Artists will always be quick to react to negative associations which are formed with their work in the public arena. But perhaps they would do better to remember why they do what they do in the first place and the musical associations that they themselves have made? For every public negative association, isn’t there bound to be an unobtainable number of positive associations by people on a personal level which can bring so much joy and comfort to us and yet go unnoticed in the wider world? In the case of Adele, the fact that her latest album ’25’ has now sold more than 15 million copies worldwide must surely be proof of this. And ultimately, as musicians and artists, if we are brave enough to share our musical ideas with the world in the first place, we must learn to be brave enough to accept that how they are perceived is ultimately out of our control.
Breathing. We all do it. So why do we need to think about it? Unfortunately our modern lifestyle has led us to become pretty lazy in this most natural of functions, so much so that we really are missing out on the many benefits that it can bring.

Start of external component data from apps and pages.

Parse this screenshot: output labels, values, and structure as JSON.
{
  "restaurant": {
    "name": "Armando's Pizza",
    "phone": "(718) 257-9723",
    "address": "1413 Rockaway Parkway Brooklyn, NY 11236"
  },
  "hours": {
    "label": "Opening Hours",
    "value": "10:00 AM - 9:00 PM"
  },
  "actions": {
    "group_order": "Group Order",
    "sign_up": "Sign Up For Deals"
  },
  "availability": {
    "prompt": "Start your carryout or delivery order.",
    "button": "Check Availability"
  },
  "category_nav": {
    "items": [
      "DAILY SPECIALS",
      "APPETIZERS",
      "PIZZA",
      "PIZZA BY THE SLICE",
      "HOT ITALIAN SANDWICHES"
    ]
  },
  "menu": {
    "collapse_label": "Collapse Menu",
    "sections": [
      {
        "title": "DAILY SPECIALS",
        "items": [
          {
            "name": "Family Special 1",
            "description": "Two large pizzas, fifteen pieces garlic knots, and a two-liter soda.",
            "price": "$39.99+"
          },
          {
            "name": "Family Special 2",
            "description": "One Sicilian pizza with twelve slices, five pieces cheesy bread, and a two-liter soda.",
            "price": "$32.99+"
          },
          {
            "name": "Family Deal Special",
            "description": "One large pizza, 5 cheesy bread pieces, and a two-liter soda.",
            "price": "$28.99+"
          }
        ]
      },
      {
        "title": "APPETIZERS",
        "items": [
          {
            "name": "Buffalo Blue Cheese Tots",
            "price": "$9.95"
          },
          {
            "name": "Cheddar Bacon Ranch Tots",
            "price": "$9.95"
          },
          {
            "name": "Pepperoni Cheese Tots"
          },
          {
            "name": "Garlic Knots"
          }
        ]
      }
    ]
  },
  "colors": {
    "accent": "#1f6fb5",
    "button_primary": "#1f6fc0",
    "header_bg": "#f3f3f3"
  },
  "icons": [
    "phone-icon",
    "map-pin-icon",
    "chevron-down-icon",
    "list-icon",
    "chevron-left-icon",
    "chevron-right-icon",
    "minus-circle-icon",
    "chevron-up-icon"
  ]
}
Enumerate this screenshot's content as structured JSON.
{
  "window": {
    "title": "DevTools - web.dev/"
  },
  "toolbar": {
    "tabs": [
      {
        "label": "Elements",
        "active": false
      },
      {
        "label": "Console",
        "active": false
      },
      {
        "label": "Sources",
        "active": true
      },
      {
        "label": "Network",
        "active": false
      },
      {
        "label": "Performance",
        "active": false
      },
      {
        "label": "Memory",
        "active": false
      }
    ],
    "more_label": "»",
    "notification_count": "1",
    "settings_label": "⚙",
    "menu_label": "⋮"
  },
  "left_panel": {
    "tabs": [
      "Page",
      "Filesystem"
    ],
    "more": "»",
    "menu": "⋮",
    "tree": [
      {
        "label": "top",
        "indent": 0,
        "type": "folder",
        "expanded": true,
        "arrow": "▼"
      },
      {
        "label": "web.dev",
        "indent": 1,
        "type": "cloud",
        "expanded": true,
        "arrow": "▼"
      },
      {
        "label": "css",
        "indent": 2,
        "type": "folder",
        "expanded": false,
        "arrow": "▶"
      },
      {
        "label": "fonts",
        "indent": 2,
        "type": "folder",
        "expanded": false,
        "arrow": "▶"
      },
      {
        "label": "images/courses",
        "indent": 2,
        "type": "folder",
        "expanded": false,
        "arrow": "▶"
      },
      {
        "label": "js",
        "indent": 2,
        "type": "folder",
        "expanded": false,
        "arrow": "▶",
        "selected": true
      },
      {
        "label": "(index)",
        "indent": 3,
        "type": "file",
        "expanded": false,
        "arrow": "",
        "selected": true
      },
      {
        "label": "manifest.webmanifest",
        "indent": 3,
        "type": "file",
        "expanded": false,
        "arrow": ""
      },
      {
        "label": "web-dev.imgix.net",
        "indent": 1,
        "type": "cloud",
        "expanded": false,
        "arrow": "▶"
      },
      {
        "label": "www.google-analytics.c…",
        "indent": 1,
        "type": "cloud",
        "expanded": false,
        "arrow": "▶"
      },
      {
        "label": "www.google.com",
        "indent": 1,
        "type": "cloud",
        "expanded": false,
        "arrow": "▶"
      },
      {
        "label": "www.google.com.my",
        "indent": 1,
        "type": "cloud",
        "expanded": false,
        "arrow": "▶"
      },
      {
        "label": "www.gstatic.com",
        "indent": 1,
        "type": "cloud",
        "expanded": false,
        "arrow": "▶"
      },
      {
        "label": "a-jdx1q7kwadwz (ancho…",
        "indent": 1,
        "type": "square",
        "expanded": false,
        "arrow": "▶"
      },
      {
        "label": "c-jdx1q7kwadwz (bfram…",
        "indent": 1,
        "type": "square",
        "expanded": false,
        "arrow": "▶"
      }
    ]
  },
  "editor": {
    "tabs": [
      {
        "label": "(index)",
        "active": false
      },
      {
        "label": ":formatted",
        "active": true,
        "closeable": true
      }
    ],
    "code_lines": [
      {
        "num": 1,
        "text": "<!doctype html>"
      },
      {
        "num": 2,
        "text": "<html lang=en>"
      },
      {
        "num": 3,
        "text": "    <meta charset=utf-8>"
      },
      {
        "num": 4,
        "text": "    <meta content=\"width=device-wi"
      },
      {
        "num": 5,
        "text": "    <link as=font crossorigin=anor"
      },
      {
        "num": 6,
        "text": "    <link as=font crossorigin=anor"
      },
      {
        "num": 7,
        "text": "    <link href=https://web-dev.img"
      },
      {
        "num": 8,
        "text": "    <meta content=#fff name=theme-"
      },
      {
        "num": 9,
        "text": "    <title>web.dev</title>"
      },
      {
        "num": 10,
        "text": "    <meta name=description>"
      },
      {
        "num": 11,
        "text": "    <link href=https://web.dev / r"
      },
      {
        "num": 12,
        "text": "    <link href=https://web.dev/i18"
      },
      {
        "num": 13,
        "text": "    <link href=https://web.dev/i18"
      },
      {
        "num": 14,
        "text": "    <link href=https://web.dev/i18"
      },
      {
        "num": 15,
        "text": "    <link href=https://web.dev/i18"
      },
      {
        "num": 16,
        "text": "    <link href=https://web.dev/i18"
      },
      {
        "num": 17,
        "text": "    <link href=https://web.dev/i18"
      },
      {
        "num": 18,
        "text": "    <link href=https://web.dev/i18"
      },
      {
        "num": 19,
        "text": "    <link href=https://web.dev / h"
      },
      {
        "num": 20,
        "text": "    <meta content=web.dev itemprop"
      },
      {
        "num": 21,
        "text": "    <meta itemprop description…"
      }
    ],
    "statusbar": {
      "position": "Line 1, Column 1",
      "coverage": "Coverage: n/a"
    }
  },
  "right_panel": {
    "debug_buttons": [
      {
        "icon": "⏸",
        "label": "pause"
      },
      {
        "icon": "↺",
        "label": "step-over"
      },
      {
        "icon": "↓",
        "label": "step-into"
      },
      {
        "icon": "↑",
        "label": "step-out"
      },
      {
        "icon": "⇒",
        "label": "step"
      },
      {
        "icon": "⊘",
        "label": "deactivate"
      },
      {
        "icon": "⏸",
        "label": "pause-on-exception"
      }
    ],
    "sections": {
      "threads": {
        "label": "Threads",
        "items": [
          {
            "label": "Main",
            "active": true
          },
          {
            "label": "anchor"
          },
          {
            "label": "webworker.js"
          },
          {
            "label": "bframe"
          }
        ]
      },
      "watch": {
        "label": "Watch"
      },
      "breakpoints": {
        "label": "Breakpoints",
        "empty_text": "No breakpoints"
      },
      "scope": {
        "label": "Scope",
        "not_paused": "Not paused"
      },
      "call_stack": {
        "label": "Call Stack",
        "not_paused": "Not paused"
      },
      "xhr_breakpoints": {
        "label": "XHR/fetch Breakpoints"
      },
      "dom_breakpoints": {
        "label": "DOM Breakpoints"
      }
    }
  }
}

Breathing fully from the bottom of your lungs upwards gives you an instant feeling of openness, relaxation and strength, right from the first time you do it. It’s almost like opening your eyes for the first time. However, I’m yet to meet a new student who already does this habitually of their own accord unless they already practice something else which encourages it, such as swimming. What I mostly find is that new students have become satisfied with only filling the top part of their lungs, meaning that they often create tension in this area and are missing out on the true feeling of what breathing should be like.
As a singer and flautist, breathing is a fundamental element of what I work to improve, and I encourage my students to thing about it right from their very first lesson. Without this full breath, we can’t create the beautiful sound which we crave for. But this awareness of breathing has given me so much more. I am able to experience a feeling of calm whenever I feel just by taking in air, alongside knowing that I’m improving my general health by doing what nature really intended.
It takes time for full breathing to become automatic, as does every other aspect of singing or playing. However, I believe breathing is element which really gives us one of the greatest benefits to other areas of our lives, and which, as musicians, we should be grateful for. Full breathing really does feel like a joy, and it only takes our persistence and effort to find it.